After a lot of hot air about free speech, Salman Rushdie finally made it to India, and nobody was offended. All he had to do was wait for the state elections to be over, and for the Congress Party's (failed) policy of Muslim appeasement to fall by the wayside. And then he could feel free to entertain everyone (except Pakistan's Imran Khan, Congress scion Rahul Gandhi and Kashmir chief minister Omar Abdullah).
"Listening to his words did not cause the audience to spontaneously combust," the staff edit in the Indian Express explained. "He delivered his familiar use-it-or-lose-it speech on freedom, denounced votebank politics and religious bigotry, insulted a few politicians, estimated how many Muslims really cared about his presence. The lack of drama and special effects around his talk only showed up how empty all the fuss in Jaipur was."
So true, and yet...
There is an important argument to be made about freedom of speech in India. It's just that the English-speaking elite aren't that attuned to it. Instead of Rushdie's dogged (and, frankly, surprisingly patient) explanations of why he believes he should be allowed to offend Muslims, consider Arundhati Roy's explanation of what's really happening to free expression here in India.

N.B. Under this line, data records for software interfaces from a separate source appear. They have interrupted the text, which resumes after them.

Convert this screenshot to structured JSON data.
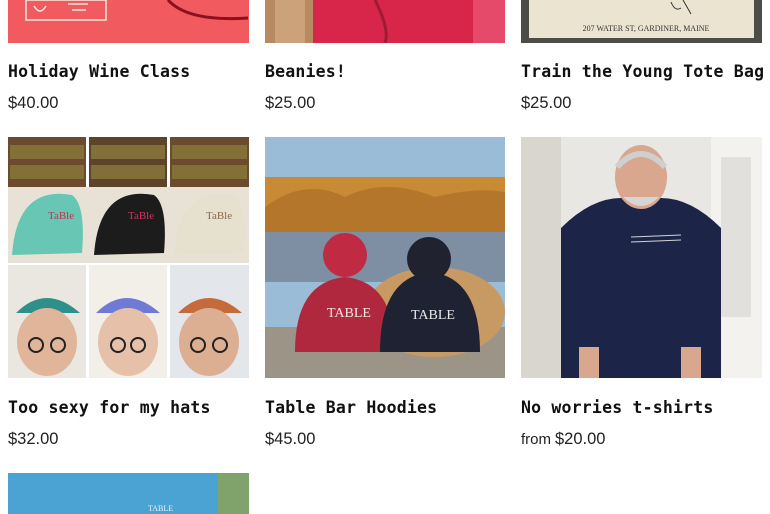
{
  "products": [
    {
      "title": "Holiday Wine Class",
      "price": "$40.00",
      "image_icon": "wine-class-poster"
    },
    {
      "title": "Beanies!",
      "price": "$25.00",
      "image_icon": "red-beanie-photo"
    },
    {
      "title": "Train the Young Tote Bag",
      "price": "$25.00",
      "image_icon": "tote-bag-photo",
      "image_text": "207 WATER ST, GARDINER, MAINE"
    },
    {
      "title": "Too sexy for my hats",
      "price": "$32.00",
      "image_icon": "hats-collage-photo"
    },
    {
      "title": "Table Bar Hoodies",
      "price": "$45.00",
      "image_icon": "hoodies-photo"
    },
    {
      "title": "No worries t-shirts",
      "price_prefix": "from",
      "price": "$20.00",
      "image_icon": "tshirt-photo"
    },
    {
      "title": "",
      "price": "",
      "image_icon": "blue-shirt-photo"
    }
  ],
  "colors": {
    "poster_red": "#f15a5e",
    "beanie_red": "#d8254a",
    "tote_canvas": "#e9e2cf",
    "shirt_blue": "#4aa3d3",
    "navy": "#1c2447"
  }
}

It's for sale.
"Essar was the principal sponsor of the Tehelka Newsweek Think Fest that promised “high-octane debates” by the foremost thinkers from around the world, which included major writers, activists and even the architect Frank Gehry," Roy writes in this week's Outlook. (All this in Goa while activists and journalists were uncovering massive illegal mining scandals that involved Essar.)"
"Tata Steel and Rio Tinto (which has a sordid track record of its own) were among the chief sponsors of the Jaipur Literary Festival (Latin name: Darshan Singh Construction Jaipur Literary Festival) that is advertised by the cognoscenti as ‘The Greatest Literary Show on Earth’. Counselage, the Tatas’ “strategic brand manager”, sponsored the festival’s press tent.
While everybody declaimed about the travesty of Rushdie being prevented from speaking by a mob of (most likely paid) fundamentalists, another sort of payoff was going on, Roy points out. " In every TV frame and newspaper photograph, the logo of Tata Steel (and its tagline—Values Stronger than Steel) loomed behind them, a benign, benevolent host."
It should come as no surprise, therefore, that there were "hardly any reports about the festival sponsors’ role in the war in the forests, the bodies piling up, the prisons filling up," Roy says. "Or about the mandatory public hearing for the Tata Steel plant in Lohandiguda which local people complained actually took place hundreds of miles away in Jagdalpur, in the collector’s office compound, with a hired audience of fifty people, under armed guard. Where was Free Speech then?"
(Yeah, I know I promised you only 800 words earlier. I cheated.)